PROBLEM DETAILS: Would you filter these records and copy every line that has the word "JSON"?

DATA SHOWN:
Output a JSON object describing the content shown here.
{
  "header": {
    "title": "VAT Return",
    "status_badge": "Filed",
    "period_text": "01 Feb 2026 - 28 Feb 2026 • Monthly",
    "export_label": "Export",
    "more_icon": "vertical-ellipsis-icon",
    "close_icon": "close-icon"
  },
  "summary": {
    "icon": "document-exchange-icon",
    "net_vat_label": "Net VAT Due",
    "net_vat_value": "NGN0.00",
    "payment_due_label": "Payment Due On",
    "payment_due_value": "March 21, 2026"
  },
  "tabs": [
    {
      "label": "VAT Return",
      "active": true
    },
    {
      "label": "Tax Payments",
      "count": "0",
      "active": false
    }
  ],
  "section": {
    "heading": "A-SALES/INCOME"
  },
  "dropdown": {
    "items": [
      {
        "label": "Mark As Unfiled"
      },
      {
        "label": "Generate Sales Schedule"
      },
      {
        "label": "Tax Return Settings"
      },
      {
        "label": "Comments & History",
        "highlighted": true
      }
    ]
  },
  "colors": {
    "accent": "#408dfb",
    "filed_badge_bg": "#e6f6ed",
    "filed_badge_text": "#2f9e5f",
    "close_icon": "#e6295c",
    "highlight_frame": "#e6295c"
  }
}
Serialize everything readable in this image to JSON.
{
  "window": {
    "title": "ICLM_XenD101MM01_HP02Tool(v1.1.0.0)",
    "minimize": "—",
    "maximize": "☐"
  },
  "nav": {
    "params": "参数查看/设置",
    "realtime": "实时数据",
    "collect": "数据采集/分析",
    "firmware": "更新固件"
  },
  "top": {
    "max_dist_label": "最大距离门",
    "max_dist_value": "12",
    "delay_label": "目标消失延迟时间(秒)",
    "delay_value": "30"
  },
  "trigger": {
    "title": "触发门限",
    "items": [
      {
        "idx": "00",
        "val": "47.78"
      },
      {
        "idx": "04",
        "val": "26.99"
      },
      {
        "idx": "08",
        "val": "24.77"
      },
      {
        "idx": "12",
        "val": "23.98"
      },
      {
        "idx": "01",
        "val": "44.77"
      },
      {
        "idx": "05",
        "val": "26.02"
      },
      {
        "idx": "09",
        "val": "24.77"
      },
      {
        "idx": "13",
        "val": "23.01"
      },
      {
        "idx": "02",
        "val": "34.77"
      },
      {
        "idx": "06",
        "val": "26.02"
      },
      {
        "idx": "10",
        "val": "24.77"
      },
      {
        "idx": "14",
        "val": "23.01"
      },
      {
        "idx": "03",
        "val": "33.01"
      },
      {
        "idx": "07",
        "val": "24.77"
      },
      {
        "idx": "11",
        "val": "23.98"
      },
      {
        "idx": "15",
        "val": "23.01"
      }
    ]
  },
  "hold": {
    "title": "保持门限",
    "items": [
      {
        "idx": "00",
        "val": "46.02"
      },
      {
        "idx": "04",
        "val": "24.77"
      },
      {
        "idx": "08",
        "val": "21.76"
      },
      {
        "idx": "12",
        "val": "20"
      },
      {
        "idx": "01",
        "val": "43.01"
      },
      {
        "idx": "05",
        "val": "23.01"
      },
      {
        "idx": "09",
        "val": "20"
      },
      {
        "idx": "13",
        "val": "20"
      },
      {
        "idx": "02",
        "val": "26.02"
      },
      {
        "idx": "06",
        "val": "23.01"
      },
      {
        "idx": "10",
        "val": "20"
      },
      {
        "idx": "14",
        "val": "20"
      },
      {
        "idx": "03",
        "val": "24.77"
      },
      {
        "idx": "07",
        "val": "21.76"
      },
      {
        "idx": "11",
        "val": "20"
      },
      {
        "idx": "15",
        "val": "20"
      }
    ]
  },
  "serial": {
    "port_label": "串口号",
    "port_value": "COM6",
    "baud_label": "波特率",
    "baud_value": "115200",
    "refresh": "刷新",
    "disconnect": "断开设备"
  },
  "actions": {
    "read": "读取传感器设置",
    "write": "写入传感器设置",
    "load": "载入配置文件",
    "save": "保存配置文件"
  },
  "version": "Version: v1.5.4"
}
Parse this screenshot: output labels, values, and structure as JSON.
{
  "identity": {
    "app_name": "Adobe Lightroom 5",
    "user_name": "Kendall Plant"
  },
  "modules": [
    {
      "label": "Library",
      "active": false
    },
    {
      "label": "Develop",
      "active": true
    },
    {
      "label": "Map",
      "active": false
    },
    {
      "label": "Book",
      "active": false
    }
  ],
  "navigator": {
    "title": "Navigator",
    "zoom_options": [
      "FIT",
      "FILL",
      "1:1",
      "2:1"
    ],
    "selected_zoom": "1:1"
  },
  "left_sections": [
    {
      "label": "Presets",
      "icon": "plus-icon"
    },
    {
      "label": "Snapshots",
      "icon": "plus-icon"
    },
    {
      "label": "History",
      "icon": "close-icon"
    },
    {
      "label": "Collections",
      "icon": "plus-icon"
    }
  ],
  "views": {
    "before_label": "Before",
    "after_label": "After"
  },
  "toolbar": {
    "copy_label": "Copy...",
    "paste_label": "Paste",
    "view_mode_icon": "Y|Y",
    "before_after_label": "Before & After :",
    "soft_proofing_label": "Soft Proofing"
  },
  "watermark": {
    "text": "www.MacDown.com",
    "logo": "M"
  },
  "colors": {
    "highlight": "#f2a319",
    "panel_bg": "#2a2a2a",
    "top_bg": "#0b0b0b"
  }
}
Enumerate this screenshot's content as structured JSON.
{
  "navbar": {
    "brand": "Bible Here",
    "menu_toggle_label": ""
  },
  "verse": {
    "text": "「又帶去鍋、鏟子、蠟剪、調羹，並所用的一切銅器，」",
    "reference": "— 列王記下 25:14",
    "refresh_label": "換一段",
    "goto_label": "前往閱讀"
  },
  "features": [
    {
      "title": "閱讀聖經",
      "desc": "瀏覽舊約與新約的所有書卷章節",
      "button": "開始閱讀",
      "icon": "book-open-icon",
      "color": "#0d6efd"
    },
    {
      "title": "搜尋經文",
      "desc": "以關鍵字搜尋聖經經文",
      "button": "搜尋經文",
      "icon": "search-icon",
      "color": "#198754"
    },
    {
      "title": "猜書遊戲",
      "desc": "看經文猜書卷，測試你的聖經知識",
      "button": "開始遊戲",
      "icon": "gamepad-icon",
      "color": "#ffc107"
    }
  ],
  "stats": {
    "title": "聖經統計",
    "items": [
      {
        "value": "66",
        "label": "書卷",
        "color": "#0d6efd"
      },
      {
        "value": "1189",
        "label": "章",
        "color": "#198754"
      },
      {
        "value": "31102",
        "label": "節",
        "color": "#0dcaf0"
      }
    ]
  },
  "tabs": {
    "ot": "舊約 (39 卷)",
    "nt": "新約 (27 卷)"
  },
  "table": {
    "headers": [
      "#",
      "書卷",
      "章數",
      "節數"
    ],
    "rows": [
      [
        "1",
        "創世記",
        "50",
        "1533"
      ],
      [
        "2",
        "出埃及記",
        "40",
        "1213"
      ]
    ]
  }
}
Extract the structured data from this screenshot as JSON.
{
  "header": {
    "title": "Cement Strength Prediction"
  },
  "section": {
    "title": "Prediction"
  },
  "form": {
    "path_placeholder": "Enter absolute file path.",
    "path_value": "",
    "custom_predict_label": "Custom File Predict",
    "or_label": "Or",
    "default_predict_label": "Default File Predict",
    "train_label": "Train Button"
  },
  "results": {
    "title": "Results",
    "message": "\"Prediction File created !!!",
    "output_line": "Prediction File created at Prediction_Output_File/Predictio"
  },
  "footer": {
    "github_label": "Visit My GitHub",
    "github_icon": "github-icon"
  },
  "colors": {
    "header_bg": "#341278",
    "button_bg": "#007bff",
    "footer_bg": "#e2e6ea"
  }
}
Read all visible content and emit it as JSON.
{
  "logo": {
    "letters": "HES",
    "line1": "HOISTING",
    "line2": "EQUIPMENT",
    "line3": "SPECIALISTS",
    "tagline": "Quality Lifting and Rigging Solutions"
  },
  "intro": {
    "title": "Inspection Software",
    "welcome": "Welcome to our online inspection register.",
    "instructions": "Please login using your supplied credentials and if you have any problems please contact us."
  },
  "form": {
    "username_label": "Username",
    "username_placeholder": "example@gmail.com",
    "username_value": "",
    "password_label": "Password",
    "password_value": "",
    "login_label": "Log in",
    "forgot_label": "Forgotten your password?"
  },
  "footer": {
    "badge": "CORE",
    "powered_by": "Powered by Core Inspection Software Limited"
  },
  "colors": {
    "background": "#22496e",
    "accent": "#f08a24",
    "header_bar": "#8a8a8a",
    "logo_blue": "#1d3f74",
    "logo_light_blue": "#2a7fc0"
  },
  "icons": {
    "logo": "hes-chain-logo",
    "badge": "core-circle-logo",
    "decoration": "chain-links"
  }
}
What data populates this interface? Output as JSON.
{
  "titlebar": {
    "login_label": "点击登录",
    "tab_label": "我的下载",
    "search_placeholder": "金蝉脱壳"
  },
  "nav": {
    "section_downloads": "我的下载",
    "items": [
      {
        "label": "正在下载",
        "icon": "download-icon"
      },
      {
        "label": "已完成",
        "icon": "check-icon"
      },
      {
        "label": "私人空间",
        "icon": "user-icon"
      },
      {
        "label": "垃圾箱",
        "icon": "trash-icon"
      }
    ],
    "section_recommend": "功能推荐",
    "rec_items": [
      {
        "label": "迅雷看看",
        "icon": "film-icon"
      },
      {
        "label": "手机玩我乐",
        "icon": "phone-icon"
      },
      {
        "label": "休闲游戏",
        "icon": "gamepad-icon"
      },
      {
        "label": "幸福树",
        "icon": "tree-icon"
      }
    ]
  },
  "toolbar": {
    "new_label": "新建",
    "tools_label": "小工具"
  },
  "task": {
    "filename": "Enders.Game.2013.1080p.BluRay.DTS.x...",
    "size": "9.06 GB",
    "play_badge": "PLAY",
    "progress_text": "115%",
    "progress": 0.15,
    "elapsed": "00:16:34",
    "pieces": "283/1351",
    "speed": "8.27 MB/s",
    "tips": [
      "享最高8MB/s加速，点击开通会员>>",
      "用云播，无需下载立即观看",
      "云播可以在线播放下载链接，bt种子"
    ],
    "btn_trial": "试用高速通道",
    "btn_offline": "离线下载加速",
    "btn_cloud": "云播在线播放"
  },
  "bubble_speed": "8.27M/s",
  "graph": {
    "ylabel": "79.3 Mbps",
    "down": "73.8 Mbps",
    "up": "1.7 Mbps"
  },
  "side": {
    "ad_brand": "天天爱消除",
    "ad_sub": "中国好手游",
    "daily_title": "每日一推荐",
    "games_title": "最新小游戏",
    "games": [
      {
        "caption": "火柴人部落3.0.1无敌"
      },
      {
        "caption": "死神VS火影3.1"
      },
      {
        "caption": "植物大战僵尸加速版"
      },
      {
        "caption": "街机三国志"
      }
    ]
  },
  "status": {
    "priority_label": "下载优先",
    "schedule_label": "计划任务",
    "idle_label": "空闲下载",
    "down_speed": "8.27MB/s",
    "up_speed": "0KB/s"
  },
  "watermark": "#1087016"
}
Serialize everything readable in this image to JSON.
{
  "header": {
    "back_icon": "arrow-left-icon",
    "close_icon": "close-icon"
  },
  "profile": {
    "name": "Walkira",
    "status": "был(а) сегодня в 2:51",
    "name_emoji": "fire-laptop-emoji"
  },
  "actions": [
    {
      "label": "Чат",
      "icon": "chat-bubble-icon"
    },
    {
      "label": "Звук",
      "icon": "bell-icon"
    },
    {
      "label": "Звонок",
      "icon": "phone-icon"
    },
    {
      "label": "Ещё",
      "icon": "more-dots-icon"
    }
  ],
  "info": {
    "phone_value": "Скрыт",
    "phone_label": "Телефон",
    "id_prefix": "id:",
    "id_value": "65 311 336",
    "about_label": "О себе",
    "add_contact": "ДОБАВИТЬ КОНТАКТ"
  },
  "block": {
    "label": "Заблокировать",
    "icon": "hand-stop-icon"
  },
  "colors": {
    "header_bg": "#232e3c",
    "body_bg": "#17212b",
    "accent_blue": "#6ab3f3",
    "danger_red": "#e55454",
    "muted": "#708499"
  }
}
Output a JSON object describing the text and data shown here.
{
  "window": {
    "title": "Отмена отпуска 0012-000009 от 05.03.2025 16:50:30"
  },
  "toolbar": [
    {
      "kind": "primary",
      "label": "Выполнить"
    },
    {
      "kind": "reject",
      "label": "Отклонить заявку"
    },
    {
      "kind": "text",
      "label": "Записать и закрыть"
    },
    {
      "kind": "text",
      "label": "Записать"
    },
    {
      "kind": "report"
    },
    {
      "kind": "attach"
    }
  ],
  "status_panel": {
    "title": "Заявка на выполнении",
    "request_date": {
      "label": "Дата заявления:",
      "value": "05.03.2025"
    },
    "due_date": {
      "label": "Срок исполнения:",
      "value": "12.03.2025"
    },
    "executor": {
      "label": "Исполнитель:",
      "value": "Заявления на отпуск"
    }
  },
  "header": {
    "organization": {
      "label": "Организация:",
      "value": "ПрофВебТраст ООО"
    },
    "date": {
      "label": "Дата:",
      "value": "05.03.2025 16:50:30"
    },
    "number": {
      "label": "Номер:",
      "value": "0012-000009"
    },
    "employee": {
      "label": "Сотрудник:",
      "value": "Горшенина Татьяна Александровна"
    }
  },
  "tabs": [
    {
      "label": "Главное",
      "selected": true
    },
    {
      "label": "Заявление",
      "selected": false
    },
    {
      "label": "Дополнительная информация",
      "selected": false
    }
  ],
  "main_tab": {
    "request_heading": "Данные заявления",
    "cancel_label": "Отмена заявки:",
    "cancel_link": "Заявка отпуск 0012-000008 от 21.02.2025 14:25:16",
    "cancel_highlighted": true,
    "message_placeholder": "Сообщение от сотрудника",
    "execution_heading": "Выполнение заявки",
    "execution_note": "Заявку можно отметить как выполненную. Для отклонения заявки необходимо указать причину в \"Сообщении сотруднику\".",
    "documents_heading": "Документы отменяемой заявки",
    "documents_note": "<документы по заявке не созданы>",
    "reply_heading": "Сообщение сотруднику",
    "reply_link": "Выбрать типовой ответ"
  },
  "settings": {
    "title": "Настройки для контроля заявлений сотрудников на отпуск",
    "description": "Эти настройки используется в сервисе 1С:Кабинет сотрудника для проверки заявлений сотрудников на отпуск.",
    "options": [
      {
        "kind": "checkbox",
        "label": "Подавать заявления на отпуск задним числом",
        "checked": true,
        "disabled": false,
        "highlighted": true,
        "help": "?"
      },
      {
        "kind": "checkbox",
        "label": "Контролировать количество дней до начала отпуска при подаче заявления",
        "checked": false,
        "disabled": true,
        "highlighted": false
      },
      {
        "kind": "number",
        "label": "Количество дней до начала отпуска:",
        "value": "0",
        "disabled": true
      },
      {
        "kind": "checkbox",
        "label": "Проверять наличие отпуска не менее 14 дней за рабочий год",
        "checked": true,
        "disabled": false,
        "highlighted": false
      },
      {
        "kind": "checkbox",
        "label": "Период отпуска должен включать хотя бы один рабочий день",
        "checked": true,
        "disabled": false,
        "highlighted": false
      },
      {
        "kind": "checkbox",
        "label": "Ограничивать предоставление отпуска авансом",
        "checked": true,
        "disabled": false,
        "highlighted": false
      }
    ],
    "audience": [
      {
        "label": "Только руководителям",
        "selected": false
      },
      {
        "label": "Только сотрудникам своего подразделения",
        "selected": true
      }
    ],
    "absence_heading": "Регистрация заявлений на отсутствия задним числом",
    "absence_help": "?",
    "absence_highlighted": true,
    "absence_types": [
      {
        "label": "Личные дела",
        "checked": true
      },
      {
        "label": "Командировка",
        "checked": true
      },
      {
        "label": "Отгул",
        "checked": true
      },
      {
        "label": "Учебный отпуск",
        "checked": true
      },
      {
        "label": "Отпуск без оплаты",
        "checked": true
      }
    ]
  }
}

SOLUTION TO THIS EXERCISE:
Output a JSON object describing the content shown here.
Serialize everything readable in this image to JSON.
Parse this screenshot: output labels, values, and structure as JSON.
Enumerate this screenshot's content as structured JSON.
Extract the structured data from this screenshot as JSON.
Read all visible content and emit it as JSON.
What data populates this interface? Output as JSON.
Serialize everything readable in this image to JSON.
Output a JSON object describing the text and data shown here.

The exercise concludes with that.